The data must be returned exactly. No line may be left out.

┄┄┄┄┄┄┄┄┄┄┄┄┄┄┄┄┄┄┄┄

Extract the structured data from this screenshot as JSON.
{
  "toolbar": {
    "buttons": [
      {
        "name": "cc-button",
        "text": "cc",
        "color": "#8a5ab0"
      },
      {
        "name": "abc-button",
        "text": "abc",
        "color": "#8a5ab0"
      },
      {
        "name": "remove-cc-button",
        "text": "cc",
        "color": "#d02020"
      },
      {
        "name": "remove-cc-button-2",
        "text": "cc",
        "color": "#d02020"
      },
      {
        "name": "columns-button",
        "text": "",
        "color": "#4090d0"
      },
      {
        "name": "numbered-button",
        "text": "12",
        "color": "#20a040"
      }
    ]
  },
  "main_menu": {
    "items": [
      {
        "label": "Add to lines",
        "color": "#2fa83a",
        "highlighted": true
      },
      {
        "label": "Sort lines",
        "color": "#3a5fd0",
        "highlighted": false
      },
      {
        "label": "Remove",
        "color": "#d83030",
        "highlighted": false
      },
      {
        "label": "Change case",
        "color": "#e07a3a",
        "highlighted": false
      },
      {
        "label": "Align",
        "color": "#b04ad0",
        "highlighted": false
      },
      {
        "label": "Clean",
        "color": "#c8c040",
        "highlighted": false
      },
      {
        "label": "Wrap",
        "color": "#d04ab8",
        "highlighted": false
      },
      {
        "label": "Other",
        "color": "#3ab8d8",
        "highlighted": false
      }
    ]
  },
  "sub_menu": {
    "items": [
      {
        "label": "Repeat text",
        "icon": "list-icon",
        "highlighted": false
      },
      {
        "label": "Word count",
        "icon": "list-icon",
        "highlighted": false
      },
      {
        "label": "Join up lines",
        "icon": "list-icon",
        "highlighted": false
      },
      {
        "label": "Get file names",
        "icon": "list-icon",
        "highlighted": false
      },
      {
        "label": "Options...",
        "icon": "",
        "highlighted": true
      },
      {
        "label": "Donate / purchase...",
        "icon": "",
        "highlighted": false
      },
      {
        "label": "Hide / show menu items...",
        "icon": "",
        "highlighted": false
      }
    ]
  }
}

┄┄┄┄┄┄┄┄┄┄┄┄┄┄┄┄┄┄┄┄

## Expected output
Extract the structured data from this screenshot as JSON.
{
  "toolbar": {
    "buttons": [
      {
        "name": "cc-button",
        "text": "cc",
        "color": "#8a5ab0"
      },
      {
        "name": "abc-button",
        "text": "abc",
        "color": "#8a5ab0"
      },
      {
        "name": "remove-cc-button",
        "text": "cc",
        "color": "#d02020"
      },
      {
        "name": "remove-cc-button-2",
        "text": "cc",
        "color": "#d02020"
      },
      {
        "name": "columns-button",
        "text": "",
        "color": "#4090d0"
      },
      {
        "name": "numbered-button",
        "text": "12",
        "color": "#20a040"
      }
    ]
  },
  "main_menu": {
    "items": [
      {
        "label": "Add to lines",
        "color": "#2fa83a",
        "highlighted": true
      },
      {
        "label": "Sort lines",
        "color": "#3a5fd0",
        "highlighted": false
      },
      {
        "label": "Remove",
        "color": "#d83030",
        "highlighted": false
      },
      {
        "label": "Change case",
        "color": "#e07a3a",
        "highlighted": false
      },
      {
        "label": "Align",
        "color": "#b04ad0",
        "highlighted": false
      },
      {
        "label": "Clean",
        "color": "#c8c040",
        "highlighted": false
      },
      {
        "label": "Wrap",
        "color": "#d04ab8",
        "highlighted": false
      },
      {
        "label": "Other",
        "color": "#3ab8d8",
        "highlighted": false
      }
    ]
  },
  "sub_menu": {
    "items": [
      {
        "label": "Repeat text",
        "icon": "list-icon",
        "highlighted": false
      },
      {
        "label": "Word count",
        "icon": "list-icon",
        "highlighted": false
      },
      {
        "label": "Join up lines",
        "icon": "list-icon",
        "highlighted": false
      },
      {
        "label": "Get file names",
        "icon": "list-icon",
        "highlighted": false
      },
      {
        "label": "Options...",
        "icon": "",
        "highlighted": true
      },
      {
        "label": "Donate / purchase...",
        "icon": "",
        "highlighted": false
      },
      {
        "label": "Hide / show menu items...",
        "icon": "",
        "highlighted": false
      }
    ]
  }
}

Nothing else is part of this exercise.